About this task. Return, from the listing below, each line where the word "name" appears.

*** Supplied data ***

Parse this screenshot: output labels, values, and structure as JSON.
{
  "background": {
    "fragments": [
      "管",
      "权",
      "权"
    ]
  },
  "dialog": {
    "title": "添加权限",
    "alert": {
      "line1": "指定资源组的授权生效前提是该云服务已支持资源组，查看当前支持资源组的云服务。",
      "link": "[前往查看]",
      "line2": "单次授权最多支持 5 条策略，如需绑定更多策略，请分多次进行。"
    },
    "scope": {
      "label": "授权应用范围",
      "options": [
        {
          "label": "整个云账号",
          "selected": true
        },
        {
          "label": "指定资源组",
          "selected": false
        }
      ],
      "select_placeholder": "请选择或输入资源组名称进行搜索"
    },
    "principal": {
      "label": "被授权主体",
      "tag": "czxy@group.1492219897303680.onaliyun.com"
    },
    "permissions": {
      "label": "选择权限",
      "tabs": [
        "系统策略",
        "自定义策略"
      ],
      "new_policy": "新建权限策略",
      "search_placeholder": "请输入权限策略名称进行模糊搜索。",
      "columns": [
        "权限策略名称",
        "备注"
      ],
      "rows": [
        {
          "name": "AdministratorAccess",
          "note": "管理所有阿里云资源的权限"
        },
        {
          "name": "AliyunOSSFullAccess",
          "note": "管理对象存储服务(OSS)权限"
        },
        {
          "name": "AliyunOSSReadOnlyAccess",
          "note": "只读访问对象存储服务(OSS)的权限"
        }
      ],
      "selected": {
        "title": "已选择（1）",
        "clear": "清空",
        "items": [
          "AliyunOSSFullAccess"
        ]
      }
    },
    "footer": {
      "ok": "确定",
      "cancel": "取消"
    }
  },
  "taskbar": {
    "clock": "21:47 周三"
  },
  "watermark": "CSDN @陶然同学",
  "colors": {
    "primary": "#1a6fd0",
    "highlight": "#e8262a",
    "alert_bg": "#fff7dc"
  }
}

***

Exercise solution.
          "name": "AdministratorAccess",
          "name": "AliyunOSSFullAccess",
          "name": "AliyunOSSReadOnlyAccess",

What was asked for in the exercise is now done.